Then I thought: She is here, not even in a public place (there are so many people at fashion shows we tend to forget they are invitation-only events), to support her mother. It does not mean she is fair game. I wouldn't want my underage kids online without my permission. Why should we assume Philo would?

I didn't post the picture. But it was a close call. And somewhere in my heart, I confess, I still felt as if it were a missed opportunity - which is shameful to admit.

I do so because the truth is that not one of us is immune to the pressure to fill the limitless space of the Internet.

But all this direct communication that was dangled so enticingly not that long ago - when fashion first realised the digital world represented an opportunity, not an enemy - is a more complicated, nuanced thing than anyone realised.

Used well, it is a powerful tool. Used not irresponsibly exactly but without consideration perhaps, it can be dangerous.
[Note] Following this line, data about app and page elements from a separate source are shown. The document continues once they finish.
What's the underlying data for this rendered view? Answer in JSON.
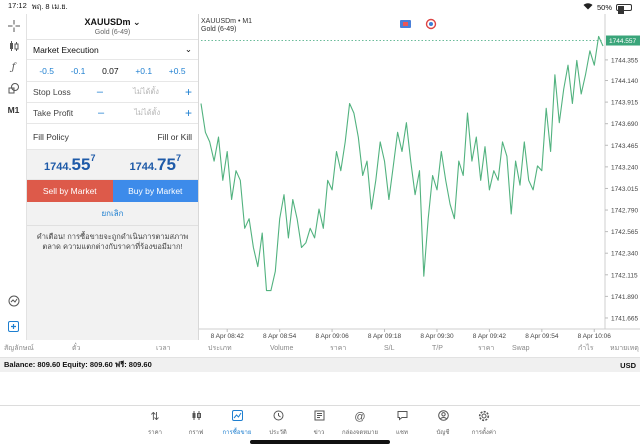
{
  "status_bar": {
    "time": "17:12",
    "date": "พฤ. 8 เม.ย.",
    "battery": "50%",
    "battery_level": 0.5
  },
  "left_tools": {
    "timeframe": "M1"
  },
  "order_panel": {
    "symbol": "XAUUSDm",
    "symbol_desc": "Gold (6-49)",
    "execution": "Market Execution",
    "volume": {
      "minus_big": "-0.5",
      "minus_small": "-0.1",
      "value": "0.07",
      "plus_small": "+0.1",
      "plus_big": "+0.5"
    },
    "stop_loss": {
      "label": "Stop Loss",
      "placeholder": "ไม่ได้ตั้ง"
    },
    "take_profit": {
      "label": "Take Profit",
      "placeholder": "ไม่ได้ตั้ง"
    },
    "fill_policy": {
      "label": "Fill Policy",
      "value": "Fill or Kill"
    },
    "bid": {
      "main": "1744.",
      "big": "55",
      "sup": "7"
    },
    "ask": {
      "main": "1744.",
      "big": "75",
      "sup": "7"
    },
    "sell_label": "Sell by Market",
    "buy_label": "Buy by Market",
    "cancel_label": "ยกเลิก",
    "warning": "คำเตือน! การซื้อขายจะถูกดำเนินการตามสภาพตลาด ความแตกต่างกับราคาที่ร้องขอมีมาก!"
  },
  "chart_data": {
    "type": "line",
    "title": "XAUUSDm • M1",
    "subtitle": "Gold (6-49)",
    "current_price": "1744.557",
    "current_value": 1744.557,
    "ylim": [
      1741.55,
      1744.75
    ],
    "y_ticks": [
      "1744.355",
      "1744.140",
      "1743.915",
      "1743.690",
      "1743.465",
      "1743.240",
      "1743.015",
      "1742.790",
      "1742.565",
      "1742.340",
      "1742.115",
      "1741.890",
      "1741.665"
    ],
    "y_tick_values": [
      1744.355,
      1744.14,
      1743.915,
      1743.69,
      1743.465,
      1743.24,
      1743.015,
      1742.79,
      1742.565,
      1742.34,
      1742.115,
      1741.89,
      1741.665
    ],
    "x_ticks": [
      "8 Apr 08:42",
      "8 Apr 08:54",
      "8 Apr 09:06",
      "8 Apr 09:18",
      "8 Apr 09:30",
      "8 Apr 09:42",
      "8 Apr 09:54",
      "8 Apr 10:06"
    ],
    "x_tick_index": [
      6,
      18,
      30,
      42,
      54,
      66,
      78,
      90
    ],
    "line_color": "#52b27f",
    "price_tag_color": "#3aa57a",
    "series": [
      {
        "values": [
          1743.9,
          1743.6,
          1743.5,
          1743.3,
          1743.55,
          1743.1,
          1743.4,
          1742.9,
          1743.2,
          1743.1,
          1742.6,
          1742.7,
          1742.4,
          1742.2,
          1742.55,
          1741.95,
          1741.95,
          1742.15,
          1742.7,
          1742.95,
          1742.5,
          1742.9,
          1742.7,
          1742.4,
          1742.45,
          1742.6,
          1742.5,
          1742.8,
          1742.6,
          1743.1,
          1743.0,
          1743.4,
          1743.2,
          1743.5,
          1743.9,
          1743.8,
          1743.55,
          1743.15,
          1743.3,
          1742.8,
          1743.1,
          1743.5,
          1743.3,
          1742.9,
          1743.25,
          1743.6,
          1743.4,
          1743.7,
          1743.3,
          1742.95,
          1743.2,
          1742.1,
          1742.7,
          1743.15,
          1743.0,
          1743.4,
          1743.1,
          1742.85,
          1742.7,
          1743.3,
          1743.15,
          1743.8,
          1743.3,
          1743.55,
          1743.1,
          1743.45,
          1743.0,
          1743.2,
          1743.1,
          1743.5,
          1743.35,
          1742.75,
          1743.3,
          1743.05,
          1743.5,
          1743.1,
          1743.0,
          1743.25,
          1743.2,
          1743.85,
          1743.4,
          1744.2,
          1743.7,
          1744.05,
          1744.3,
          1743.9,
          1744.35,
          1744.0,
          1744.2,
          1744.45,
          1744.3,
          1744.6,
          1744.5
        ]
      }
    ]
  },
  "columns": [
    "สัญลักษณ์",
    "ตั๋ว",
    "เวลา",
    "ประเภท",
    "Volume",
    "ราคา",
    "S/L",
    "T/P",
    "ราคา",
    "Swap",
    "กำไร",
    "หมายเหตุ"
  ],
  "balance": {
    "text": "Balance: 809.60 Equity: 809.60 ฟรี: 809.60",
    "currency": "USD"
  },
  "tabs": [
    {
      "label": "ราคา",
      "icon": "quotes-icon"
    },
    {
      "label": "กราฟ",
      "icon": "chart-icon"
    },
    {
      "label": "การซื้อขาย",
      "icon": "trade-icon",
      "active": true
    },
    {
      "label": "ประวัติ",
      "icon": "history-icon"
    },
    {
      "label": "ข่าว",
      "icon": "news-icon"
    },
    {
      "label": "กล่องจดหมาย",
      "icon": "mailbox-icon"
    },
    {
      "label": "แชท",
      "icon": "chat-icon"
    },
    {
      "label": "บัญชี",
      "icon": "account-icon"
    },
    {
      "label": "การตั้งค่า",
      "icon": "settings-icon"
    }
  ]
}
Sometimes a selective drip is more effective than an open tap.

Fashion has not done anything irreparable yet. But it might. We (by that, I mean brands and the people who would be brands) should all stop and think before we post. In that pause, elegance lies.

NYTIMES

A version of this article appeared in the print edition of The Sunday Times on October 16, 2016, with the headline 'Fashion becomes a victim of its own oversharing'. Print Edition | Subscribe